4. Are you equipped to provide Online Dispute Resolution Services?
You may be a very experienced Alternative Dispute Resolution Practitioner, but the Online Dispute Resolution world has its own idiosyncrasies and it is helpful to get specific, dedicated Online Dispute Resolution Training before providing ODR Services to your clients. There are many free Webinars that can give you an overview of how to conduct an ODR Process and there are some great courses of varying cost you could enroll in to get yourself up to speed.
5. Are you tech savvy and tech wise?
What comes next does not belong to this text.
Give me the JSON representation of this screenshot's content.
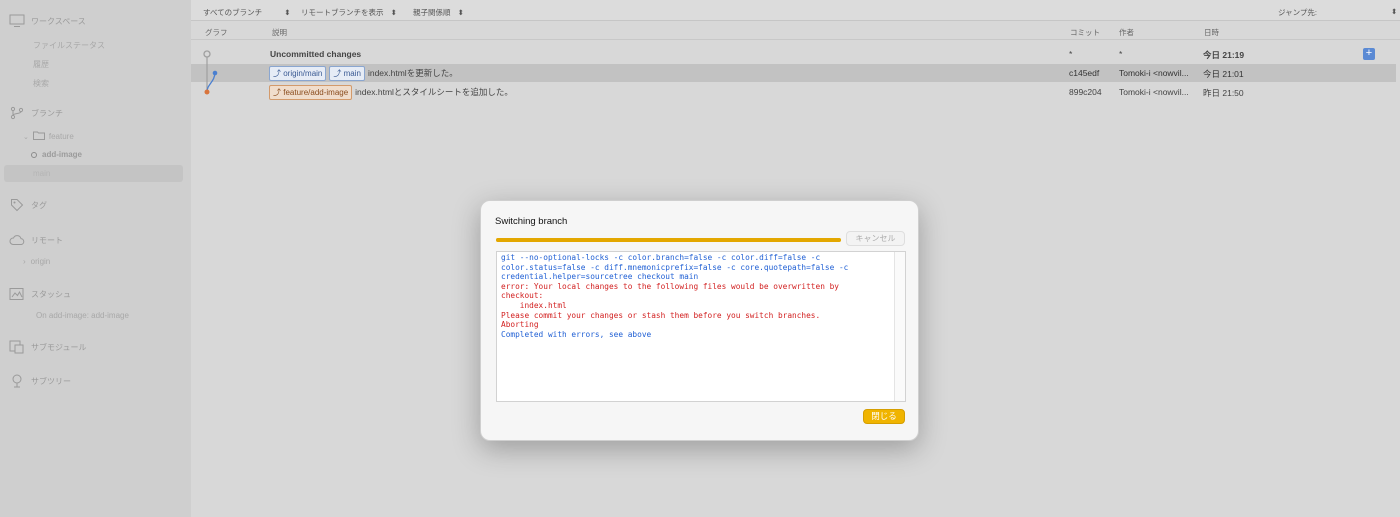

Though you do not have to be an IT Wizard to provide high quality ODR Services, it is helpful to have a cursory understanding of basic tech troubleshooting as you will likely have to navigate issues as they arise during the process. If you can create a cheat-sheet for yourself of common issues that occur and how to solve them, that can be very helpful. You could also provide the cheat-sheet to your clients, as it is probable that in the process at some point or other they will have an issue come up that they have to troubleshoot quickly to continue on with the mediation or other ODR service you are providing. You might also want to check yourself for tech wisdom. Do you make safe, good decisions while using the internet? Or do you make foolish choices? You might want to consider using a fresh computer that is purely dedicated to Online Dispute Resolution so any previous missteps you may have taken do not negatively affect your new ODR practice. It can also be helpful to speak to an IT expert to help get the most current information about Cyber-safety and receive recommendations on equipment, software, platform options and privacy and security precautions. You don't have to break the bank setting up your ODR practice, but it can be very valuable to invest a modest sum in setting yourself up. This could be the difference between being able to continue offering services to your clients or having your practice hijacked and held ransom for bitcoins by a Cyber Terrorist.
We hope this brief checklist provided you some food for thought as you embark on your ODR journey! If you have more questions about setting up an ODR practice or if you are interested in ODR training, please contact us at firstname.lastname@example.org! Demi has been practicing ODR for some time, we are both certified ODR practitioners, and Demi is an ODR trainer.
Best of luck to you all in this difficult time and we hope you are all staying safe and well.